EVEN though insurance plays a crucial role in the hire-purchase industry, it is not portrayed clearly as you may like. Last week, we highlighted that the two major hire-purchase (HP) dealers in the country have divergent approaches to insurance where one uses the term insurance and the other does not.
Under normal circumstances when consumers pay for insurance, they become the owners of the products they purchase. They are issued with the appropriate insurance policy and have the product under their names with the assurance that insurance will take care of the product and even the payments in the event of any mishaps. However, this is not the case for products bought under hire-purchase. In hire-purchase, consumers continue to pay insurance on the goods that do not belong to them. They also do not own the insurance title. The prima facie basis of disclosure is that the person who pays for a good need to have all the information on the subject of payment but this is not the practice in hire-purchase. The consumers are not given any details to make informed decision over the purchase.

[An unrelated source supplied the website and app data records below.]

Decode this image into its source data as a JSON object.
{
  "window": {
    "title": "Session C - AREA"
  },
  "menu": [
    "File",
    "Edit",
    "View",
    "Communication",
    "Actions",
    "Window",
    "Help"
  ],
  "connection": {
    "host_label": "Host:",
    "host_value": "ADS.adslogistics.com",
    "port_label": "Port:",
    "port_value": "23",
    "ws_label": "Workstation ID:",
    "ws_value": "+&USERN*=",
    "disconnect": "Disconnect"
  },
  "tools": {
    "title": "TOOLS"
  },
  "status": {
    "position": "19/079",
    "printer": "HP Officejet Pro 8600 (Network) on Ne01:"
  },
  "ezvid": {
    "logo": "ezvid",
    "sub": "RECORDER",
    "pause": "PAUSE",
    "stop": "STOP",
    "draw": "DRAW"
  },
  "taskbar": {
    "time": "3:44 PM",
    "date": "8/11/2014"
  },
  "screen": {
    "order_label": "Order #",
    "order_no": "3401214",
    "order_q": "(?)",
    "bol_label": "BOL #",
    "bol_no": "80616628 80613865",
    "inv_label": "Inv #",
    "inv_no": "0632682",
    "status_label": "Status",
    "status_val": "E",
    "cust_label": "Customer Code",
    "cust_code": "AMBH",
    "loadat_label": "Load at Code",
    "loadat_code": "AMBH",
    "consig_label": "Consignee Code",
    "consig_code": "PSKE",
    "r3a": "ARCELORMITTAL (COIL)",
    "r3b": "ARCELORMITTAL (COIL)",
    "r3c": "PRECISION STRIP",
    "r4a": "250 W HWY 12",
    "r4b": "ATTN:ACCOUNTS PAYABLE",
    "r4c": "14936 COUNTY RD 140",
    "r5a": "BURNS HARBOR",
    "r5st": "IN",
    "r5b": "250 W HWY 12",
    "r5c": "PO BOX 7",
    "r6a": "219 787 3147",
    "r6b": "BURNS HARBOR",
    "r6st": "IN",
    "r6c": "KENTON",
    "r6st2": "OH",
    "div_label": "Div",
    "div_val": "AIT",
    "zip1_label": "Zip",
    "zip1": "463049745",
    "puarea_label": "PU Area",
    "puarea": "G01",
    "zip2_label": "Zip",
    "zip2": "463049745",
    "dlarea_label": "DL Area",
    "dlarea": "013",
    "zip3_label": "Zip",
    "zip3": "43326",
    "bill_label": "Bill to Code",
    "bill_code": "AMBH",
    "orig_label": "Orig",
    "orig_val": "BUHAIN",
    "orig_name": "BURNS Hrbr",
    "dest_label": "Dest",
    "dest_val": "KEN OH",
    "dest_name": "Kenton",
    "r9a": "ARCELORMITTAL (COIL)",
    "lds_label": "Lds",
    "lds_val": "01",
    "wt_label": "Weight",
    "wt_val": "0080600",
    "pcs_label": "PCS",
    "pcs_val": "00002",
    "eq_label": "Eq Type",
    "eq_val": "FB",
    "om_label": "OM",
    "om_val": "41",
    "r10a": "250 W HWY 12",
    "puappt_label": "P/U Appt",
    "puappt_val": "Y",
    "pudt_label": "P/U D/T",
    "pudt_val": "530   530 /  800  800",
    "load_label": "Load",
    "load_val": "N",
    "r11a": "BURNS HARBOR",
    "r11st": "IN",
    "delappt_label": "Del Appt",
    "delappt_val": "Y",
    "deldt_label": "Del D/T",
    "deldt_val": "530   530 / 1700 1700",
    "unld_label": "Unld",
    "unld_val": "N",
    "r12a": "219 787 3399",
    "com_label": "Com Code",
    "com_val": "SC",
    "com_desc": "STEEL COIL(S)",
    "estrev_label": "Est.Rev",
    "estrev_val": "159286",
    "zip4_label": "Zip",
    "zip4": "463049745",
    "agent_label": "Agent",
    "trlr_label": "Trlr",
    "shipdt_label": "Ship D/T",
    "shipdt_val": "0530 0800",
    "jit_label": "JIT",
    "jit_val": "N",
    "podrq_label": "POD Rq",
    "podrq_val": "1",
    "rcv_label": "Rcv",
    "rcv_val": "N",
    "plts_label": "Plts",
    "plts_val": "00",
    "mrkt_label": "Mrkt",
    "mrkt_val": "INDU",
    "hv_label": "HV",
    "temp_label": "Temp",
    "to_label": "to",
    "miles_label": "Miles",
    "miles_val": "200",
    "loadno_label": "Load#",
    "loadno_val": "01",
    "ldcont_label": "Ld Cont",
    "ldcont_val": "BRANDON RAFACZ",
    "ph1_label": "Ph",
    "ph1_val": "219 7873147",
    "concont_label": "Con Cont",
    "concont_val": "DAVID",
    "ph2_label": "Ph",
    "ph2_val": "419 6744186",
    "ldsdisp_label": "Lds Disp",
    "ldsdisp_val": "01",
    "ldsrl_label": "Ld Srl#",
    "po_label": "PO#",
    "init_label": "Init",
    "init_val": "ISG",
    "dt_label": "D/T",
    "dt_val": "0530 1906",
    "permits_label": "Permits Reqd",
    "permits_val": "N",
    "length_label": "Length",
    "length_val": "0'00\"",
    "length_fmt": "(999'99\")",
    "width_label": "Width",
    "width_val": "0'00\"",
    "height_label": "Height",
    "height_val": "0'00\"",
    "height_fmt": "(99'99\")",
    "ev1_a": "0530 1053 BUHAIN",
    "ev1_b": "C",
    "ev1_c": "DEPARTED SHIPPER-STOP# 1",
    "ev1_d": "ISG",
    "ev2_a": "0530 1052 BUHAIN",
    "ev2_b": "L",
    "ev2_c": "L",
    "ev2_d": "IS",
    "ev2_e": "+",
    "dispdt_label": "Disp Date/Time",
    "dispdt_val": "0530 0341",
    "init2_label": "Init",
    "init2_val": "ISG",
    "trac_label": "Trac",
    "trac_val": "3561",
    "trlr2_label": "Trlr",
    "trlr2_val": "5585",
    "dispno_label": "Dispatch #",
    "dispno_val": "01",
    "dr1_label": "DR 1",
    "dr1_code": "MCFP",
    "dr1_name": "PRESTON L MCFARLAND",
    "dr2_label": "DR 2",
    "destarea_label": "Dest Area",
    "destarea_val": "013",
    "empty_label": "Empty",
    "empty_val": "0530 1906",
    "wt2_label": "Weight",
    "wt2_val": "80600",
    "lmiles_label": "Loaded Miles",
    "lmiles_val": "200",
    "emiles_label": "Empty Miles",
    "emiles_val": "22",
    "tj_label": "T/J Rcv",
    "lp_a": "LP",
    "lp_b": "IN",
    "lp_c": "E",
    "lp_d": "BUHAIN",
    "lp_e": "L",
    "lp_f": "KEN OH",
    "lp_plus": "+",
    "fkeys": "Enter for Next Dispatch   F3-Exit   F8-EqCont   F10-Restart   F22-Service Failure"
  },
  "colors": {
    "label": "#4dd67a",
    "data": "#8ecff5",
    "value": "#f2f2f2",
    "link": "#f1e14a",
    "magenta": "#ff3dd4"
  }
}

The Reserve Bank of Fiji, which regulates the insurance industry, states in the report on "The Hire-Purchase Industry in Fiji" that: if there is credit-related insurance, the credit contract must clearly state who pays the insurance premiums and whose interest the insurance cover will protect. If the cost of the insurance is borne by the debtor, then the credit provider should be required to provide a copy of the insurance policy to the debtor.'
For the HP industry, the consumers pay the insurance — whether it is in the name of insurance or payment protection. As such, under RBF interpretation, consumers must be provided with a copy of the insurance policy. It is significant to note that non-disclosure of this information is a breach under the Consumer Credit Act 1999 as amended in 2006.
The major hire-purchase companies claim that substantial number of its customers have benefited from its insurance plans. However, the only benefit available to consumers is that they are relieved from paying the outstanding balance. They do not get the replacement product if the product is damaged or lost as per their insurance plans. There is no evidence that all consumers who purchase insurance get the item replaced if it is lost due to a factor that is provided for in the insurance cover.
If a consumer, for example, paid 85 per cent of the loan and loses the product under insurance or payment protection, there is no written advice on whether the consumer would get a replacement value. For the payment protection plan, the rules are more easily ascertainable: the consumer does not get the 85 per cent equivalent value; only the debt due from him is covered by the insurance.
There is no disclosure of what the HP dealer has insured with its insurers — whether it is only the payment protection, or the value of the good. No information on claims or the insurance coverage scope is provided to the consumers.
It is of great concern to the council that to date, the insurance industry regulator has not looked into this component of the insurance business in Fiji. This is negligence of duty and the council hopes insurance component in hire purchase industry will come under the radar of the regulators and concerned authorities.
In our weekly article last week, we stated that MH Homemaker charges insurance for the Queensland Insurance Company. This was incorrect. MH Homemaker has insurance with another insurance company and not Queensland Insurance Company. We apologise for any inconvenience this error may have caused.
* This is a weekly contribution by the Consumer Council of Fiji.